Looking at a business development company’s filings should give you a sense of how risky or safe their loan portfolio is. Some BDCs mostly make higher quality loans that have a better chance of getting paid back, while others will make more speculative loans that have higher interest rates but also carry a greater chance of default. You can check the interest rates on the loans for a sense of the borrower’s creditworthiness. If the BDC is able to charge higher interest rates than its peers, it’s probably making riskier investments.
BDCs also have to take on a lot of debt themselves, so they can then lend that capital at higher rates. Luckily for you, that means bankers have already looked at this company’s balance sheet and assessed its financial health, so you can take a shortcut by looking at what kind of interest rates the business development company is paying on its own debt. That will give you a general idea of how risky bankers think this company is.
Also, find out if the rates are fixed at that level or if they’re a floating rate, which can expose the business development company to more interest-rate risk. You may also want to compare the BDC’s debt-to-equity ratio to the industry average to see if this BDC has more or less financial flexibility than its peers. Some BDCs may even be rated by one of the big ratings agencies.
Tax Advantages to BDCs
One other bonus: when you invest in business development companies, there can be tax advantages.
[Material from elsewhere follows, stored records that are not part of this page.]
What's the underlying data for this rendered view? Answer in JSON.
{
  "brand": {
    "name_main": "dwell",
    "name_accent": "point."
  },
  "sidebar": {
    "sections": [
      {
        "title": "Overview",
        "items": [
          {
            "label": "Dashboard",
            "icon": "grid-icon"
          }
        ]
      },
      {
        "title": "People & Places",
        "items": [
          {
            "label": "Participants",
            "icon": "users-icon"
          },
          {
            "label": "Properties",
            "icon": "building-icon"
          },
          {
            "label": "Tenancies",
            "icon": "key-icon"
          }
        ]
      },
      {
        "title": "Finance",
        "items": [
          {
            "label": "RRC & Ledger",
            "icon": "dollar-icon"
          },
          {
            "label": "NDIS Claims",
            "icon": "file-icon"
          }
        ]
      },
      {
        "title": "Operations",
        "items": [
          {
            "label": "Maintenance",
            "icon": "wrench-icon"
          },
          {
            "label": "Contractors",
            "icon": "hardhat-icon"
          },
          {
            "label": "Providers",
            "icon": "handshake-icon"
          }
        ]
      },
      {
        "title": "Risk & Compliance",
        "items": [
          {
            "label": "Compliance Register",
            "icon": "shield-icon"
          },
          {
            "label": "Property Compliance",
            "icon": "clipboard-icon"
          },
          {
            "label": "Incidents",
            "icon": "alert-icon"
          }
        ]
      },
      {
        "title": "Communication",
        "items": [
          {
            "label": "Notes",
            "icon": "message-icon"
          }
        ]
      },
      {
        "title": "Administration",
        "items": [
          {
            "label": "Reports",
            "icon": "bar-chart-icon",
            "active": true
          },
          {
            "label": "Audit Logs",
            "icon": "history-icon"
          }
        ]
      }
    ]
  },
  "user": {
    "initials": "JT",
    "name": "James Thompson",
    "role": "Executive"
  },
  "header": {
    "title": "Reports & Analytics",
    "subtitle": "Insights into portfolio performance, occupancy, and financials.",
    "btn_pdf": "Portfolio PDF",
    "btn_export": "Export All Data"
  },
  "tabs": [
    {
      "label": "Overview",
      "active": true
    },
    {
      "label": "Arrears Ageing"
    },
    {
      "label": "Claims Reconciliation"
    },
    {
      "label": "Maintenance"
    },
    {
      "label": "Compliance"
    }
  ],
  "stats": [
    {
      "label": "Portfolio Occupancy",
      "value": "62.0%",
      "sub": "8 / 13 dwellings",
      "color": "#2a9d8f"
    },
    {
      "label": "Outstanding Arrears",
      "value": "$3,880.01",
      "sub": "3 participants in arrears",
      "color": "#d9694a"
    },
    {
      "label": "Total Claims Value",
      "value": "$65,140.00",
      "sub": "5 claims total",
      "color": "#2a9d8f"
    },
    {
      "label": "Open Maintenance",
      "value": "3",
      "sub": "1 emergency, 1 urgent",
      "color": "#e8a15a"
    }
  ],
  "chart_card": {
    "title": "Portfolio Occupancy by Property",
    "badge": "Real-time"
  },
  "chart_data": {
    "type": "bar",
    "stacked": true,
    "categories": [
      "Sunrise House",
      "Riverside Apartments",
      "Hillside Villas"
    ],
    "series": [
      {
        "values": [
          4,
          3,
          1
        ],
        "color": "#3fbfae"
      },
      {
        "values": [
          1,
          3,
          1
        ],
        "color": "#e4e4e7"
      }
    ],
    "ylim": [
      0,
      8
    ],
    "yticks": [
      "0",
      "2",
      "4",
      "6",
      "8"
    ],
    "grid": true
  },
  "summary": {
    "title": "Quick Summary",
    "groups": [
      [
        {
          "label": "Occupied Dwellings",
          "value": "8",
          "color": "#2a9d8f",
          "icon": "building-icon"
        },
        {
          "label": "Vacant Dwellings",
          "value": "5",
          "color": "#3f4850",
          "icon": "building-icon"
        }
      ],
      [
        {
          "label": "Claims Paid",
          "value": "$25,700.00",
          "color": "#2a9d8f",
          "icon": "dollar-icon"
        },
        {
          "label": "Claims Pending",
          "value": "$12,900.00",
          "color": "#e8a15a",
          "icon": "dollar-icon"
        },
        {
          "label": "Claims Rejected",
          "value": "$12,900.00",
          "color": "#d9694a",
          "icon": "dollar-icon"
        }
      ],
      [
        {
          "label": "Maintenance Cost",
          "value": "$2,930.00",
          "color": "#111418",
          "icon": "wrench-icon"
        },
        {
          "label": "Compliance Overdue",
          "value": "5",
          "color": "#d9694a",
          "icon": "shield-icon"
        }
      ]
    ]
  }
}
Some BDCs pay distributions that are taxed at ordinary income tax rates, but others consistently designate a portion of their distributions as Return of Capital, which aren’t taxed until you sell your shares.
Some BDCs may also designate some of their distributions as qualified dividends, which are taxed at a lower 15% dividend tax rate. How the distributions are treated depends on how the BDC earned the income. Interest the BDC earned from loans and preferred stock is taxed at your normal income tax rate, for example, while qualified dividend income from preferred stock will be taxed at the 15% rate.
Tax benefits aside, business development companies are an often overlooked method of income investing—and a great place to find high yields, sometimes as high as 15%. In the current market climate, high yields can be a nice buffer against frequent share-price fluctuations.
For a full list of business development companies, and which ones have the highest yields, click here.
Investment analyst and Chief Analyst of Cabot Wealth Daily, Chris Preston brings you all the latest from the investing world. Sign up to get updates and breaking news delivered FREE to your inbox. Get unlimited access to our library of complimentary investing reports.Sign up now!
*This post has been updated from an original version, published in 2017.